Term limits for congress. Why won’t they worry about the things that are happening now Let’s get people working again, enough with blaming someone else for other’s mistakes. How stupid for them to focus on Trump. Move on. Fix the country. Good gosh Bozo the Clown is available ! schumer must learn ,u do not make deals with moscow mitch,learn from the corrupt gop party over the last 10 yrs +/.fillibuster gone, every thing is by 50+1 all votes/.what ever shumer the leader wants to place on the senate floor/.the gop are a corrupt party & must be voted out/.

Spin the Wheel Vanna. It dies on the vine! How about ya’ll get your asses to work for the American people and drop this impeachment shit. Americans have REAL problems. Nothing. Nothing gets done. Zero consequences. No faith and hope in Congress. Probably nothing knowing these guys If there is no precedent in place, simply apply the one that quasi-exists. Let Roberta preside as he would in any other impeachment trial.

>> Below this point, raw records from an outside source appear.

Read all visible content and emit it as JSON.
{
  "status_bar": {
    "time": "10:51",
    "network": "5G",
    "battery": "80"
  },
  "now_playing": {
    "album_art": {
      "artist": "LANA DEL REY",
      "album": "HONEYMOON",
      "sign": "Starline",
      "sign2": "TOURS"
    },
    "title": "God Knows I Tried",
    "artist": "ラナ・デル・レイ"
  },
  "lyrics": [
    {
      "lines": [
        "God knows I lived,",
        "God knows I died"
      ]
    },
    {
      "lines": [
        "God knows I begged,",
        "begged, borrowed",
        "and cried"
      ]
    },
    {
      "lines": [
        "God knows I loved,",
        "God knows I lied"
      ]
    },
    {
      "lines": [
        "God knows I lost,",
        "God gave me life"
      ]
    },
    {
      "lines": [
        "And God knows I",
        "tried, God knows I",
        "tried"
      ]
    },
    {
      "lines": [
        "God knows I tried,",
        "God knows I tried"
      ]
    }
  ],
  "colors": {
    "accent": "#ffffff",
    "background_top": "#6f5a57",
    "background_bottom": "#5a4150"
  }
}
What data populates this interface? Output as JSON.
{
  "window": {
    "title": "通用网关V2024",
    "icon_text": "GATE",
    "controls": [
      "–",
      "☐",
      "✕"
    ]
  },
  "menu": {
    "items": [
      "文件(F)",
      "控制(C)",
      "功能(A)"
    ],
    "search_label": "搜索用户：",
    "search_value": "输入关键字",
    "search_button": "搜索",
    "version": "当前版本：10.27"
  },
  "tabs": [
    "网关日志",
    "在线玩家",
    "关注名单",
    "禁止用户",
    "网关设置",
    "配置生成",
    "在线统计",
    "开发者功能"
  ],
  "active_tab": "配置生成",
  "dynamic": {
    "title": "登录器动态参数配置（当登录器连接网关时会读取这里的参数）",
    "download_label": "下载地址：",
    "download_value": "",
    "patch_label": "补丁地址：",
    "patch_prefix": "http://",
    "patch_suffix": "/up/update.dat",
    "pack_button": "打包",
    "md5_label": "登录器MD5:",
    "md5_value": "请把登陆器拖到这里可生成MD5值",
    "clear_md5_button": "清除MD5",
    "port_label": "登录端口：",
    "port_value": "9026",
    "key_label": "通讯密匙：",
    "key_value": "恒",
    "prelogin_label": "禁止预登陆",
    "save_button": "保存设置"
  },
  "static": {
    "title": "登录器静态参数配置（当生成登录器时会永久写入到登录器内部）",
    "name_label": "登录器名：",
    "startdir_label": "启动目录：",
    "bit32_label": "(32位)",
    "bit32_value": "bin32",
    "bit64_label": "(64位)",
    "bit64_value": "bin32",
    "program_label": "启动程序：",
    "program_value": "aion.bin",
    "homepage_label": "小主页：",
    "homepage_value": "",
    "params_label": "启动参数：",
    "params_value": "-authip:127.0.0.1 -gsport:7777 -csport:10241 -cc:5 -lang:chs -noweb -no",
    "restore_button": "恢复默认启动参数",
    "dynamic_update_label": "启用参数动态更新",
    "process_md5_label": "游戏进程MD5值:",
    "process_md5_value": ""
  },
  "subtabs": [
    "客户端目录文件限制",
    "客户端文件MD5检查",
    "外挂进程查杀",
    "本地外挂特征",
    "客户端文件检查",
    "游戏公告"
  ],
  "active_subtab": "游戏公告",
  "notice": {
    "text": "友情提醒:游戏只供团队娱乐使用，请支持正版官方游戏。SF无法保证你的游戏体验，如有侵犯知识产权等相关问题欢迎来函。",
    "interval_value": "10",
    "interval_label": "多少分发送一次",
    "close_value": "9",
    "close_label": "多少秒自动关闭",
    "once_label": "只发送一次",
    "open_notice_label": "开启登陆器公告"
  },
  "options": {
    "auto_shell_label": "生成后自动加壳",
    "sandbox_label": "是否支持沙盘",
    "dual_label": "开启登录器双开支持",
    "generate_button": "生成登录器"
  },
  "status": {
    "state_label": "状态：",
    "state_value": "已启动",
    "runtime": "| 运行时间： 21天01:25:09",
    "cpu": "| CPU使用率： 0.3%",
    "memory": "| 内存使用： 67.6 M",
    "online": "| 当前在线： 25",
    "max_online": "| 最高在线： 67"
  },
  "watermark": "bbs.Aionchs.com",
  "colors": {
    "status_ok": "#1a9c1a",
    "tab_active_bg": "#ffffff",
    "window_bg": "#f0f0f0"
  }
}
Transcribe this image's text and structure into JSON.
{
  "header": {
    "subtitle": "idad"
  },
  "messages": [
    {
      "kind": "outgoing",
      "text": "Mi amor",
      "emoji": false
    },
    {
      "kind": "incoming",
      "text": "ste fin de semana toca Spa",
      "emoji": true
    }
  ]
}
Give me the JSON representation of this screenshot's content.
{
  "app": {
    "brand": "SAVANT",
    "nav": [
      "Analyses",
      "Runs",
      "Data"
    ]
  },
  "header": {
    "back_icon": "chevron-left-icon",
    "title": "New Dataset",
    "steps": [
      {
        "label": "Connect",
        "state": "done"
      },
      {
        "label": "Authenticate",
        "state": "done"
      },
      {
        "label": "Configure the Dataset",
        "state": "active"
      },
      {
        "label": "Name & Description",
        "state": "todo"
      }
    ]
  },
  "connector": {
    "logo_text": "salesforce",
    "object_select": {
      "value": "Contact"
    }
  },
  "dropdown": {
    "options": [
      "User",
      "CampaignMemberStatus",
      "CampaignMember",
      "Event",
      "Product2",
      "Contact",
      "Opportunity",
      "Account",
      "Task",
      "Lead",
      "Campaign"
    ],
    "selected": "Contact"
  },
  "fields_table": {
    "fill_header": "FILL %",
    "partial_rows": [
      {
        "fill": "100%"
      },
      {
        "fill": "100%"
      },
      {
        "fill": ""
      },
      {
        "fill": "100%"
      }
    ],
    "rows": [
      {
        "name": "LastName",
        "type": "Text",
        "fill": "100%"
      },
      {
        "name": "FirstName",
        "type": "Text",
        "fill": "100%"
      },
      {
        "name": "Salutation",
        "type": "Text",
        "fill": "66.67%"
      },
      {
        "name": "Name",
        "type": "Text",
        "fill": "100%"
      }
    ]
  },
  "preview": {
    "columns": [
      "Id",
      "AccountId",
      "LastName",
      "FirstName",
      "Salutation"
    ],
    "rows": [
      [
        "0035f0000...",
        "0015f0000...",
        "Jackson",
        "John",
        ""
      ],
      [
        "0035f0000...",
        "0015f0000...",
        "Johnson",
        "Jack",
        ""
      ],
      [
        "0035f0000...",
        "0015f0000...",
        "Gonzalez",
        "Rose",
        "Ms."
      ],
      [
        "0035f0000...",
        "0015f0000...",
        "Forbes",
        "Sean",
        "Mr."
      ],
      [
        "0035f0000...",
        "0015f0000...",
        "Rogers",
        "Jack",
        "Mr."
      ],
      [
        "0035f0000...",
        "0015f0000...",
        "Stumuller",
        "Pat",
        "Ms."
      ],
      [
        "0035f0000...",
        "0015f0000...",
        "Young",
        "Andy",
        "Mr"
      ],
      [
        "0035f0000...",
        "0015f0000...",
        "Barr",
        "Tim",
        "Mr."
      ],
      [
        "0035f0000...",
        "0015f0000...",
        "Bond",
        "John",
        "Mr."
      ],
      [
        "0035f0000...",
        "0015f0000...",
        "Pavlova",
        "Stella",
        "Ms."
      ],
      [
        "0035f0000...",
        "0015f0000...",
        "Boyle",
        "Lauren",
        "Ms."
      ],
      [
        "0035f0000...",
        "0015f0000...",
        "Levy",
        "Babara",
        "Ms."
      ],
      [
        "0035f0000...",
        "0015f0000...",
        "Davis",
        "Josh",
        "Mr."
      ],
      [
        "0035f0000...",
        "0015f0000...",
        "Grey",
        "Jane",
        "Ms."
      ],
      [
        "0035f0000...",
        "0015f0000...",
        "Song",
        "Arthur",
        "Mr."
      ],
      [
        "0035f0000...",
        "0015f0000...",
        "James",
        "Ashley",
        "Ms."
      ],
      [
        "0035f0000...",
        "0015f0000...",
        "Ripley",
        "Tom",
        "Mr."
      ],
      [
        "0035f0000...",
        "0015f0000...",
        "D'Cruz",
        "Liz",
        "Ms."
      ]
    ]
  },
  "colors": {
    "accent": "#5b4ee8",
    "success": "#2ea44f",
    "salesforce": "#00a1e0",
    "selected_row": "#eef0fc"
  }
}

Donald Trump impeachment has to be confirmed by the Senate if there is any care with American democracy. Roberts sat there like a scared asshole during the 1st impeachment and let the Republican get away with treason. Why are we doing this? So, Trump would be 78 if he ran in the next Presidential Election. I wouldn’t vote for someone 78, who would be idiotic enough to vote for someone 78? How much will this cost taxpayers? US Debt - $27.8 Trillion and climbing. POTUS

good luck